- Exercise brief -
The required answer is the data below, restated word for word with images omitted.

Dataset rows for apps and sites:
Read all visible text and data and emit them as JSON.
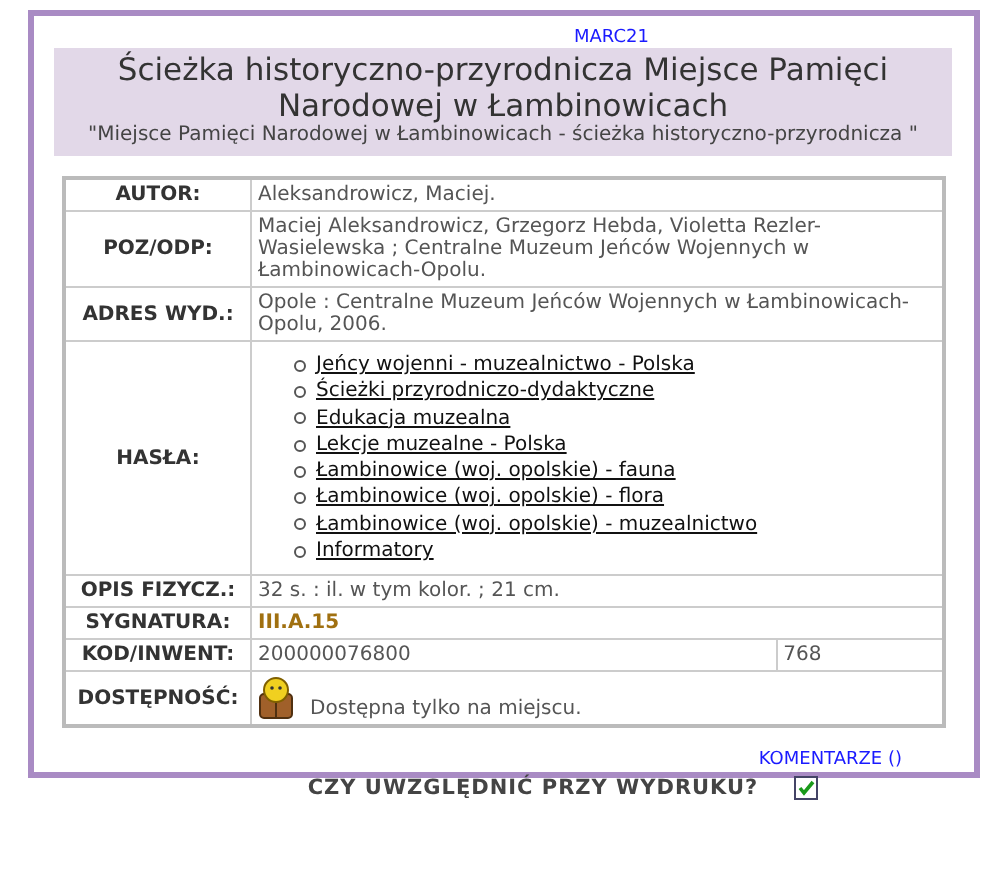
{
  "marc_link": "MARC21",
  "header": {
    "title": "Ścieżka historyczno-przyrodnicza Miejsce Pamięci Narodowej w Łambinowicach",
    "subtitle": "\"Miejsce Pamięci Narodowej w Łambinowicach - ścieżka historyczno-przyrodnicza \""
  },
  "rows": [
    {
      "kind": "text",
      "label": "AUTOR:",
      "value": "Aleksandrowicz, Maciej."
    },
    {
      "kind": "text",
      "label": "POZ/ODP:",
      "value": "Maciej Aleksandrowicz, Grzegorz Hebda, Violetta Rezler-Wasielewska ; Centralne Muzeum Jeńców Wojennych w Łambinowicach-Opolu."
    },
    {
      "kind": "text",
      "label": "ADRES WYD.:",
      "value": "Opole : Centralne Muzeum Jeńców Wojennych w Łambinowicach-Opolu, 2006."
    },
    {
      "kind": "list",
      "label": "HASŁA:",
      "items": [
        "Jeńcy wojenni - muzealnictwo - Polska",
        "Ścieżki przyrodniczo-dydaktyczne",
        "Edukacja muzealna",
        "Lekcje muzealne - Polska",
        "Łambinowice (woj. opolskie) - fauna",
        "Łambinowice (woj. opolskie) - flora",
        "Łambinowice (woj. opolskie) - muzealnictwo",
        "Informatory"
      ]
    },
    {
      "kind": "text",
      "label": "OPIS FIZYCZ.:",
      "value": "32 s. : il. w tym kolor. ; 21 cm."
    },
    {
      "kind": "code",
      "label": "SYGNATURA:",
      "value": "III.A.15"
    },
    {
      "kind": "split",
      "label": "KOD/INWENT:",
      "values": [
        "200000076800",
        "768"
      ]
    },
    {
      "kind": "availability",
      "label": "DOSTĘPNOŚĆ:",
      "value": "Dostępna tylko na miejscu."
    }
  ],
  "comments_link": "KOMENTARZE ()",
  "print_option": {
    "label": "CZY UWZGLĘDNIĆ PRZY WYDRUKU?",
    "checked": true
  }
}
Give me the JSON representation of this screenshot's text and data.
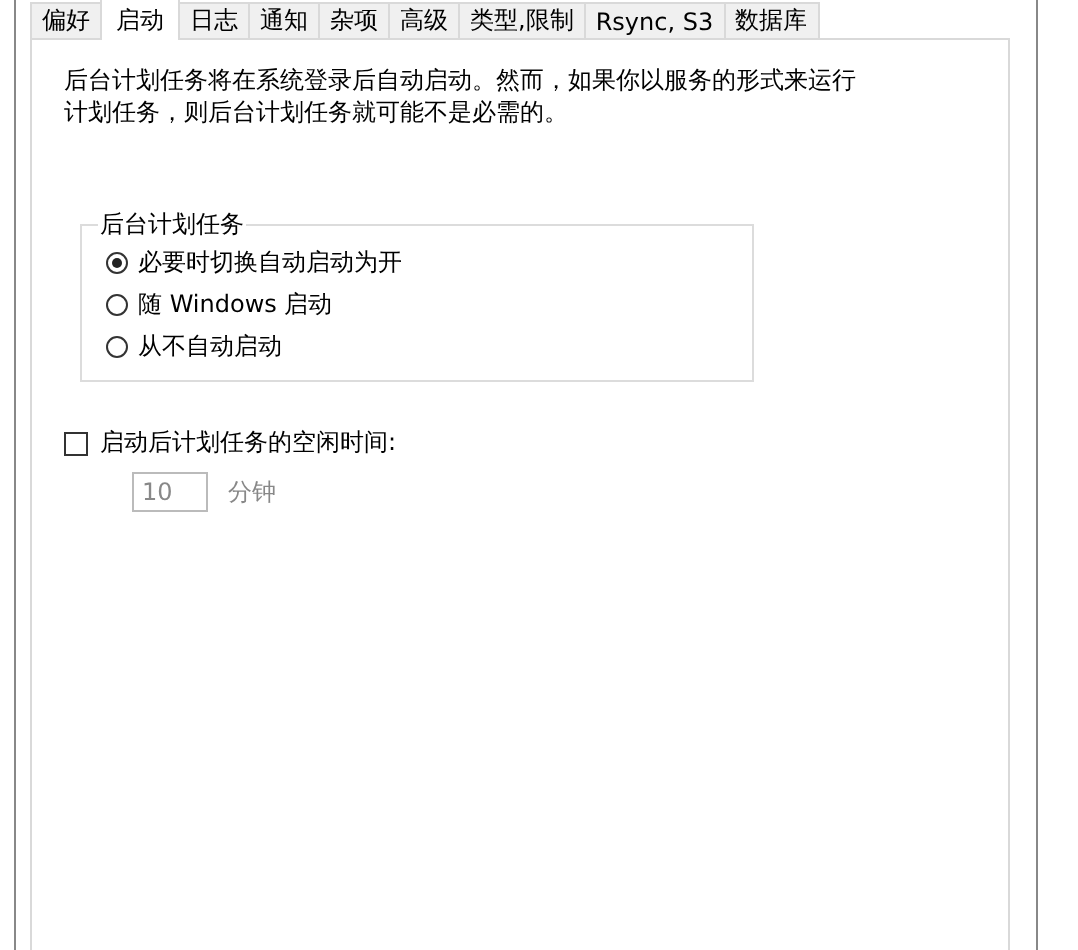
{
  "tabs": [
    {
      "label": "偏好",
      "selected": false
    },
    {
      "label": "启动",
      "selected": true
    },
    {
      "label": "日志",
      "selected": false
    },
    {
      "label": "通知",
      "selected": false
    },
    {
      "label": "杂项",
      "selected": false
    },
    {
      "label": "高级",
      "selected": false
    },
    {
      "label": "类型,限制",
      "selected": false
    },
    {
      "label": "Rsync, S3",
      "selected": false
    },
    {
      "label": "数据库",
      "selected": false
    }
  ],
  "description": "后台计划任务将在系统登录后自动启动。然而，如果你以服务的形式来运行计划任务，则后台计划任务就可能不是必需的。",
  "group": {
    "title": "后台计划任务",
    "options": [
      {
        "label": "必要时切换自动启动为开",
        "selected": true
      },
      {
        "label": "随 Windows 启动",
        "selected": false
      },
      {
        "label": "从不自动启动",
        "selected": false
      }
    ]
  },
  "idle": {
    "label": "启动后计划任务的空闲时间:",
    "checked": false,
    "value": "10",
    "unit": "分钟",
    "disabled": true
  }
}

- Answer to this exercise -
Read all visible text and data and emit them as JSON.
{
  "marc_link": "MARC21",
  "header": {
    "title": "Ścieżka historyczno-przyrodnicza Miejsce Pamięci Narodowej w Łambinowicach",
    "subtitle": "\"Miejsce Pamięci Narodowej w Łambinowicach - ścieżka historyczno-przyrodnicza \""
  },
  "rows": [
    {
      "kind": "text",
      "label": "AUTOR:",
      "value": "Aleksandrowicz, Maciej."
    },
    {
      "kind": "text",
      "label": "POZ/ODP:",
      "value": "Maciej Aleksandrowicz, Grzegorz Hebda, Violetta Rezler-Wasielewska ; Centralne Muzeum Jeńców Wojennych w Łambinowicach-Opolu."
    },
    {
      "kind": "text",
      "label": "ADRES WYD.:",
      "value": "Opole : Centralne Muzeum Jeńców Wojennych w Łambinowicach-Opolu, 2006."
    },
    {
      "kind": "list",
      "label": "HASŁA:",
      "items": [
        "Jeńcy wojenni - muzealnictwo - Polska",
        "Ścieżki przyrodniczo-dydaktyczne",
        "Edukacja muzealna",
        "Lekcje muzealne - Polska",
        "Łambinowice (woj. opolskie) - fauna",
        "Łambinowice (woj. opolskie) - flora",
        "Łambinowice (woj. opolskie) - muzealnictwo",
        "Informatory"
      ]
    },
    {
      "kind": "text",
      "label": "OPIS FIZYCZ.:",
      "value": "32 s. : il. w tym kolor. ; 21 cm."
    },
    {
      "kind": "code",
      "label": "SYGNATURA:",
      "value": "III.A.15"
    },
    {
      "kind": "split",
      "label": "KOD/INWENT:",
      "values": [
        "200000076800",
        "768"
      ]
    },
    {
      "kind": "availability",
      "label": "DOSTĘPNOŚĆ:",
      "value": "Dostępna tylko na miejscu."
    }
  ],
  "comments_link": "KOMENTARZE ()",
  "print_option": {
    "label": "CZY UWZGLĘDNIĆ PRZY WYDRUKU?",
    "checked": true
  }
}
Give me the JSON representation of this screenshot's text and data.
{
  "tabs": [
    {
      "label": "偏好",
      "selected": false
    },
    {
      "label": "启动",
      "selected": true
    },
    {
      "label": "日志",
      "selected": false
    },
    {
      "label": "通知",
      "selected": false
    },
    {
      "label": "杂项",
      "selected": false
    },
    {
      "label": "高级",
      "selected": false
    },
    {
      "label": "类型,限制",
      "selected": false
    },
    {
      "label": "Rsync, S3",
      "selected": false
    },
    {
      "label": "数据库",
      "selected": false
    }
  ],
  "description": "后台计划任务将在系统登录后自动启动。然而，如果你以服务的形式来运行计划任务，则后台计划任务就可能不是必需的。",
  "group": {
    "title": "后台计划任务",
    "options": [
      {
        "label": "必要时切换自动启动为开",
        "selected": true
      },
      {
        "label": "随 Windows 启动",
        "selected": false
      },
      {
        "label": "从不自动启动",
        "selected": false
      }
    ]
  },
  "idle": {
    "label": "启动后计划任务的空闲时间:",
    "checked": false,
    "value": "10",
    "unit": "分钟",
    "disabled": true
  }
}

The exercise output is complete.